    Regarding follow on deaths from cancer. Again, there seems to be a misconception that thousands of people contracted horrible cancers and died. They didn’t – the average number of deaths from cancer rose almost inperceptibly – most of them from thyroid cancer – most of which could have been treated effectively if the Soviet Union’s health system hand been up to the job.

    Ok, any cancer is nasty – but other industries (even renewables) will have their statistical deaths (even if it’s engineers drowning while installing wave turbines).

    The long term statistical increase in deaths is a worry – but it doesn’t stop people driving cars (increased risk of cancer from petrol fumes) or using aspartame in their kids’ soft drinks (increased risk of brain tumours).

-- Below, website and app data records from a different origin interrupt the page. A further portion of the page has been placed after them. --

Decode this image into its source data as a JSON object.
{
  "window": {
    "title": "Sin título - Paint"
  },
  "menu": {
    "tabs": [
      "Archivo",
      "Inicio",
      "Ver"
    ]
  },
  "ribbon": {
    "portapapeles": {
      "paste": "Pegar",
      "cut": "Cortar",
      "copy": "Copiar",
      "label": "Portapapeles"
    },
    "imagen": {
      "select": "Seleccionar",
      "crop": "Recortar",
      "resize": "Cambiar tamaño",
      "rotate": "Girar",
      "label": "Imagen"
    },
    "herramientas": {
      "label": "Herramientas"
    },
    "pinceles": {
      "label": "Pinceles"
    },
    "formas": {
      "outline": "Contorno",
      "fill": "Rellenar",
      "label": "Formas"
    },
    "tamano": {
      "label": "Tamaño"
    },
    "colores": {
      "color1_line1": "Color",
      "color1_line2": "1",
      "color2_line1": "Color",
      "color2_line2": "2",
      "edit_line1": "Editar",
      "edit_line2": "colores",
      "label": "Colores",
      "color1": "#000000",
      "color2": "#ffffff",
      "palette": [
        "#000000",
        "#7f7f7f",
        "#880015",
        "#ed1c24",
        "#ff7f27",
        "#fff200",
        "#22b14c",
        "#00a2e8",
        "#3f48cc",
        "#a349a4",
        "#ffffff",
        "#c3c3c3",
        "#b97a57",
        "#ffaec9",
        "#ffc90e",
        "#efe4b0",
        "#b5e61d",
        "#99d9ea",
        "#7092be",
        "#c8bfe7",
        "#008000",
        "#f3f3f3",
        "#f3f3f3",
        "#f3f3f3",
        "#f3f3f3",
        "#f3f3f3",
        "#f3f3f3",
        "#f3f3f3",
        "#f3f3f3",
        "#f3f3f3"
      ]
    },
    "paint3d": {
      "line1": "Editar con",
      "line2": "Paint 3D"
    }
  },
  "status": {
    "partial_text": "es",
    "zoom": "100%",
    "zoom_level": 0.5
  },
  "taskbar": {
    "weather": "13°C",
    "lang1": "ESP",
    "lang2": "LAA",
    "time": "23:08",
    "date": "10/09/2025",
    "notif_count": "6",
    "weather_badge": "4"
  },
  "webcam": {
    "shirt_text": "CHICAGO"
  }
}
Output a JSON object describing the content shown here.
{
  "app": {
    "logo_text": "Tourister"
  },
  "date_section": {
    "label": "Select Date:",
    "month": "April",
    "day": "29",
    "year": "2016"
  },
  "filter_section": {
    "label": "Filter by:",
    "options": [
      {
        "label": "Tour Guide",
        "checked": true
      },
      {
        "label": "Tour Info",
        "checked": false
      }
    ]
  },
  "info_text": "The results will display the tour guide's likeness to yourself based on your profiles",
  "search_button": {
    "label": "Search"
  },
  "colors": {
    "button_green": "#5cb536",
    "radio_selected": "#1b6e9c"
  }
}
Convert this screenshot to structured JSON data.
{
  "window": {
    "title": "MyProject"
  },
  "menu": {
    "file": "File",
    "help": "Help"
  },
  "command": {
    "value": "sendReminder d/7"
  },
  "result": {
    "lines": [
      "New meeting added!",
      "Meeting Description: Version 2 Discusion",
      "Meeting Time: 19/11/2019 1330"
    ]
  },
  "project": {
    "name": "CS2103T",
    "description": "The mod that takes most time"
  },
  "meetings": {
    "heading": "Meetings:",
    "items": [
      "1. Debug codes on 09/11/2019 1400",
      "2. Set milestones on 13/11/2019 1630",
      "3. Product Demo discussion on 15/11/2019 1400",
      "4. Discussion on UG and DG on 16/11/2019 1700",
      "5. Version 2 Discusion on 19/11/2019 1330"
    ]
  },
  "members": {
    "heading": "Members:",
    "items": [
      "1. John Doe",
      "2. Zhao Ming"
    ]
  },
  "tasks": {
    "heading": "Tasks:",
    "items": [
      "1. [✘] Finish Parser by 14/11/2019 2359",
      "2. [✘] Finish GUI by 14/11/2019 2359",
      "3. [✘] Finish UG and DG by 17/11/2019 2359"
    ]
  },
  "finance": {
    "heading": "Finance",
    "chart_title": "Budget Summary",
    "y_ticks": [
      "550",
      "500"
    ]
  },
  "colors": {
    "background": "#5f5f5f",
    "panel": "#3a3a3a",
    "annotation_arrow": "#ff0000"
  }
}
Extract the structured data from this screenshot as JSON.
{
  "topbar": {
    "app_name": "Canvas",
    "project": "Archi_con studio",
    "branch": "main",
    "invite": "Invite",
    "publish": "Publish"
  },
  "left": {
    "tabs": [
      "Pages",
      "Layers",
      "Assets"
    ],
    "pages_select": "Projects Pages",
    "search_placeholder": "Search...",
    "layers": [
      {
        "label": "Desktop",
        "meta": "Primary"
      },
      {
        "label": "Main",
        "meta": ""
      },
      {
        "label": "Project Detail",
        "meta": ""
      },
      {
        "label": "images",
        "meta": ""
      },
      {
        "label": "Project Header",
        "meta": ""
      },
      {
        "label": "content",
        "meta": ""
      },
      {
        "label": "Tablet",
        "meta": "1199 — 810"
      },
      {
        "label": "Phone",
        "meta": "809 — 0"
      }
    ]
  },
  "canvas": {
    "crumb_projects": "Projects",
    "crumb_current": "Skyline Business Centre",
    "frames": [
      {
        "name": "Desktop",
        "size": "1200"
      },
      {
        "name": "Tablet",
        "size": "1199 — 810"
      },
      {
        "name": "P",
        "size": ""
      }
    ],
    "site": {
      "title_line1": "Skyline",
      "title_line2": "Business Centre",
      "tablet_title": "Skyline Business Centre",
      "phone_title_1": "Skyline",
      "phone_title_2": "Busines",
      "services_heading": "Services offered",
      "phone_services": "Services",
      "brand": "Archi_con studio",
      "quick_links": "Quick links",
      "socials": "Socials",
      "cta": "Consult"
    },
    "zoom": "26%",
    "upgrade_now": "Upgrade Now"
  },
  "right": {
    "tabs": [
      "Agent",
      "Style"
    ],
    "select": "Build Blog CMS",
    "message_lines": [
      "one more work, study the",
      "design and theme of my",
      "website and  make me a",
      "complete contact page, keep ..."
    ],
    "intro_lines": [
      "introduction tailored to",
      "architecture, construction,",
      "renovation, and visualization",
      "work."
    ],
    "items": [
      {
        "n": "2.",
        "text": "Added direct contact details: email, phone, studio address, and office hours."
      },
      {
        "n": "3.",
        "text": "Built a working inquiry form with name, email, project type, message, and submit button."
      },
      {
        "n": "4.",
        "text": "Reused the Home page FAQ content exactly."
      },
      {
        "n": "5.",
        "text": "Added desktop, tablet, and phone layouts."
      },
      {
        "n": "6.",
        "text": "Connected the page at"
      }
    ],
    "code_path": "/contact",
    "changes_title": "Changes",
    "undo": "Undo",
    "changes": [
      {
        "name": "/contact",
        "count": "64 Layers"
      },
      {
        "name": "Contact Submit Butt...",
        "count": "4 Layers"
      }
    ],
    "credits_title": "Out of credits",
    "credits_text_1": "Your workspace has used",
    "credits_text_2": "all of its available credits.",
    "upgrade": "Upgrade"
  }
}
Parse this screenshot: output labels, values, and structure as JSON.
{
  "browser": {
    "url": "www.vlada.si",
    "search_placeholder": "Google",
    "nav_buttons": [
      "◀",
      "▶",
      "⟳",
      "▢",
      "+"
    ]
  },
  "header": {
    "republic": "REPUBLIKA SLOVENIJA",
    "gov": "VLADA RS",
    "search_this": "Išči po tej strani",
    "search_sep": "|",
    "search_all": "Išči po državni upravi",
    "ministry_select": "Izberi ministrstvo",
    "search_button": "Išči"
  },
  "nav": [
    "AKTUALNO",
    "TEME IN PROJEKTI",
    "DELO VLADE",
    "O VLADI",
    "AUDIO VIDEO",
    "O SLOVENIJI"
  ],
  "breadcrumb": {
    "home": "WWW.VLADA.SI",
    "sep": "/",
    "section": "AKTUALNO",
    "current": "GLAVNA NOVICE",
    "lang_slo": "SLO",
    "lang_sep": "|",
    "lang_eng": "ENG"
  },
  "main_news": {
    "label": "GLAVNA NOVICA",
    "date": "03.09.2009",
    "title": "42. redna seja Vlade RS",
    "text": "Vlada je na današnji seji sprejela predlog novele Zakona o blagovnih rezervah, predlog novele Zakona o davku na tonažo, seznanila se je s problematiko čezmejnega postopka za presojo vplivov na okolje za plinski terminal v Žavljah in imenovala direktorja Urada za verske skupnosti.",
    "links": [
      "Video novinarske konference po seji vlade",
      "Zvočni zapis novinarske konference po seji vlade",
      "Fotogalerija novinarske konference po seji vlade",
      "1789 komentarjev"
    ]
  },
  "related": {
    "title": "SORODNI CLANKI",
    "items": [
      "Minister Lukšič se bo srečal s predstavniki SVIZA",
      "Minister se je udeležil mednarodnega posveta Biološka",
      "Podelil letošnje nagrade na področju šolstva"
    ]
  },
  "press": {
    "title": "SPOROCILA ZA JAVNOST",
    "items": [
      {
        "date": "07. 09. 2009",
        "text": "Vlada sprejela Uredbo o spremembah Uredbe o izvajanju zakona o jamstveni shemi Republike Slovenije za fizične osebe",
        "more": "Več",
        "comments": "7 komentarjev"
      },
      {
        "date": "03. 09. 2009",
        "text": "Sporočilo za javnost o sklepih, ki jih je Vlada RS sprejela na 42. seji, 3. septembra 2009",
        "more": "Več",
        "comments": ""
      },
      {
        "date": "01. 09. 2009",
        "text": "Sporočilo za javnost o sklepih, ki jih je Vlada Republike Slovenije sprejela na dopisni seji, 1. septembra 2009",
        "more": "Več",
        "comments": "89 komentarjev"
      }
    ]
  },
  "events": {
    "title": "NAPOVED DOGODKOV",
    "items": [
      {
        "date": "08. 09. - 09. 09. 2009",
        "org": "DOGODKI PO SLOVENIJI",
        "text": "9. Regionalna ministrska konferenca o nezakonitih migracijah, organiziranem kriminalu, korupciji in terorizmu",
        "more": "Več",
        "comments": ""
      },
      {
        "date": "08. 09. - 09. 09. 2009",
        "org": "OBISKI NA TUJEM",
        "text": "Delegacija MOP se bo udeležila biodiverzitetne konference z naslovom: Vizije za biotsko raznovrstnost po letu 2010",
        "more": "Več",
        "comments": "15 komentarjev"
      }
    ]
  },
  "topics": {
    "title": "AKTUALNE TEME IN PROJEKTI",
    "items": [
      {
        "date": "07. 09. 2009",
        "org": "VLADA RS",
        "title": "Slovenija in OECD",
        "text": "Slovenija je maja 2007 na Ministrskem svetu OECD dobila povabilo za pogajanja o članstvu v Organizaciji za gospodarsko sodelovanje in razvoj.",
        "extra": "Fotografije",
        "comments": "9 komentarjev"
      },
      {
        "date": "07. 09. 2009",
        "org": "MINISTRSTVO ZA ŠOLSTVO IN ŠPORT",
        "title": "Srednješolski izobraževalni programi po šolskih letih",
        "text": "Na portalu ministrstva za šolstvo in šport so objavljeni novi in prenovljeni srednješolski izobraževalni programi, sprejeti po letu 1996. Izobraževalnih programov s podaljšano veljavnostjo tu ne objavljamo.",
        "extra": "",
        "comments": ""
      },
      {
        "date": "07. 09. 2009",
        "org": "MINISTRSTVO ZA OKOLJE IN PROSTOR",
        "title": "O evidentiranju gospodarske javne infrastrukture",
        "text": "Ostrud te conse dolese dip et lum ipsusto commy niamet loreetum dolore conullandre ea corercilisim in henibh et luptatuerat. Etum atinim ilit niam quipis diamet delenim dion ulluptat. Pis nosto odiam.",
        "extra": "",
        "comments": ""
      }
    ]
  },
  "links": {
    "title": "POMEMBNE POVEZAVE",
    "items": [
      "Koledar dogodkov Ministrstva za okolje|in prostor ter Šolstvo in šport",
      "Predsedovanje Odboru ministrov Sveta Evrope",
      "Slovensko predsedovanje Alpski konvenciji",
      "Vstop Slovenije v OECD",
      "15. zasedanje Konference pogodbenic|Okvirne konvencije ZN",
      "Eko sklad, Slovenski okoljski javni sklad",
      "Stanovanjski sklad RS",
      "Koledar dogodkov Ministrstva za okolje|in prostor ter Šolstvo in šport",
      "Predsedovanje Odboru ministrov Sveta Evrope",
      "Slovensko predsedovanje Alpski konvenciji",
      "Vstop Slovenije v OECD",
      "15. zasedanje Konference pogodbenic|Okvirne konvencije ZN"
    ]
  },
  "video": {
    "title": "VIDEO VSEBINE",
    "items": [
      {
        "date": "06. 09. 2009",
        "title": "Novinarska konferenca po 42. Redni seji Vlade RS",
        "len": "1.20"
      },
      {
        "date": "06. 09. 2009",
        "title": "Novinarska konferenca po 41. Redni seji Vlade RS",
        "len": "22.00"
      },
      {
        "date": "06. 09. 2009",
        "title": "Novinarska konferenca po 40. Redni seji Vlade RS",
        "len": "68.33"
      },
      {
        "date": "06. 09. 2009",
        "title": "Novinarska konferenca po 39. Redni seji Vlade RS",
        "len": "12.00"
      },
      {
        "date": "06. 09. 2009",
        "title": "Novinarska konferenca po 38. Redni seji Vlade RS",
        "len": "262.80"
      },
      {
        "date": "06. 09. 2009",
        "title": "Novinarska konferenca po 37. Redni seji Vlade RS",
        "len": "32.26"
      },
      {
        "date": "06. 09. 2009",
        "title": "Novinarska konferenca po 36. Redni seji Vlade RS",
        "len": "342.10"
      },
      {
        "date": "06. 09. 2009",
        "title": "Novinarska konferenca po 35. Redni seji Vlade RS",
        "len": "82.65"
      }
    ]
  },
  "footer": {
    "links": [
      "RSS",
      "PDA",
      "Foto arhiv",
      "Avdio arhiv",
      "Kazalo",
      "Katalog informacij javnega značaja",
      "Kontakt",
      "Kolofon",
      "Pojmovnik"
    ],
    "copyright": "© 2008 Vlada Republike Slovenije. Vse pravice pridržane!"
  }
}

    The fear of radiation – because it’s weird, invisible and associated with weapons – is slightly irrational.

    Again – having said all of the above – still don’t want one on the Ormeau Road….

  • Crataegus

    Nestor

    There seems to be growing evidence that some cancer is caused by waste from power stations. If you go to the link in 22 above there is some information of a general nature.

    Dr Busby has done considerable work correlating types of cancer with types of emission. Some years ago I was at lecture in Wales given by this gentleman. It started in the usual tedious fashion with cluster diagrams but as the picture unfolded it became very unsettling in a way only scientists can be. Basically he was linking different types of cancer and other diseases with different types of waste and means of dispersal. One of the problems with cancer is that something that we do now may not kill someone for several decades and I think he proved cause and effect. Be in no doubt Chernobyl has killed and is continueing to kill a lot of people.

    Equally perturbing was Dr Busby’s assertion that what we regard as safe levels of radiation are totally unacceptable. He compared a cigarette burn with a bath of warm water. You get more heat from the second but the first does damage. Again I think he argued the point well.

    With regards cars the difference is if someone dies in a car accident the wreckage will not have the potential to kill for tens of thousands of years.

    I once thought nuclear was the way to go but now, given the track record of BNF I would err on the side of caution.

    The problem with statistics is saying only 1 in 10,000 does not sound like many, but if you or your son or your daughter are the 1 it is a different perspective. Itis 100%.

    The other problem is the potential for catastrophic failure and I know everyone says they are safe and I know if a dam fails people also die but we are human and mistakes do happen. The difference between a nuclear disaster and a flood is the time factor and the potential for wide dispersal of toxic material.